*** Begin section ***
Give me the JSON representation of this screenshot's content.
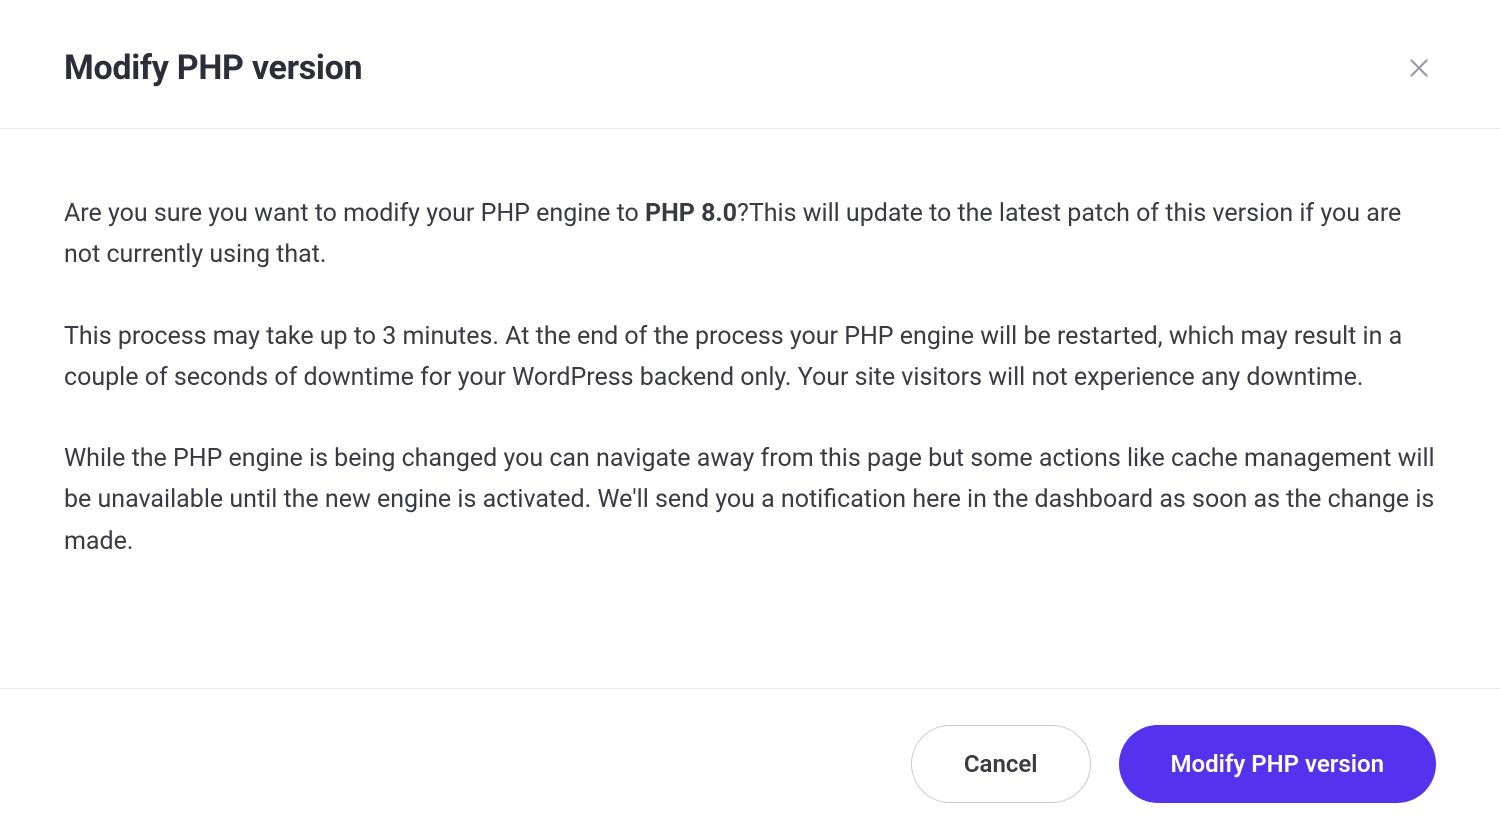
{
  "dialog": {
    "title": "Modify PHP version",
    "paragraph1_prefix": "Are you sure you want to modify your PHP engine to ",
    "paragraph1_bold": "PHP 8.0",
    "paragraph1_suffix": "?This will update to the latest patch of this version if you are not currently using that.",
    "paragraph2": "This process may take up to 3 minutes. At the end of the process your PHP engine will be restarted, which may result in a couple of seconds of downtime for your WordPress backend only. Your site visitors will not experience any downtime.",
    "paragraph3": "While the PHP engine is being changed you can navigate away from this page but some actions like cache management will be unavailable until the new engine is activated. We'll send you a notification here in the dashboard as soon as the change is made."
  },
  "actions": {
    "cancel_label": "Cancel",
    "confirm_label": "Modify PHP version"
  }
}
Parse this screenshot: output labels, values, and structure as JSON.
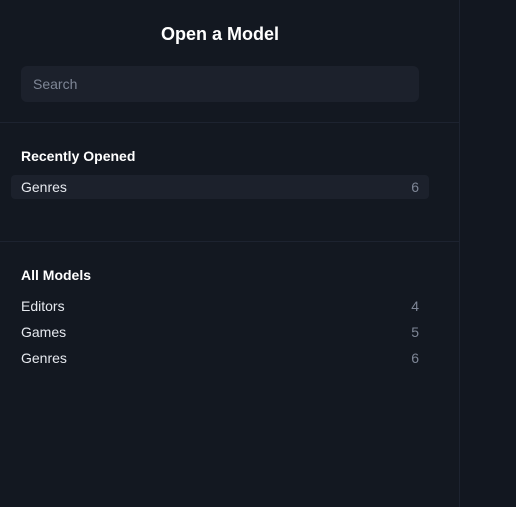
{
  "dialog": {
    "title": "Open a Model",
    "search_placeholder": "Search"
  },
  "recent": {
    "heading": "Recently Opened",
    "items": [
      {
        "name": "Genres",
        "count": "6"
      }
    ]
  },
  "all_models": {
    "heading": "All Models",
    "items": [
      {
        "name": "Editors",
        "count": "4"
      },
      {
        "name": "Games",
        "count": "5"
      },
      {
        "name": "Genres",
        "count": "6"
      }
    ]
  }
}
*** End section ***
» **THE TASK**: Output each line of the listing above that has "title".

» **SOLUTION**:
    "title": "Modify PHP version",
    "title": "Open a Model",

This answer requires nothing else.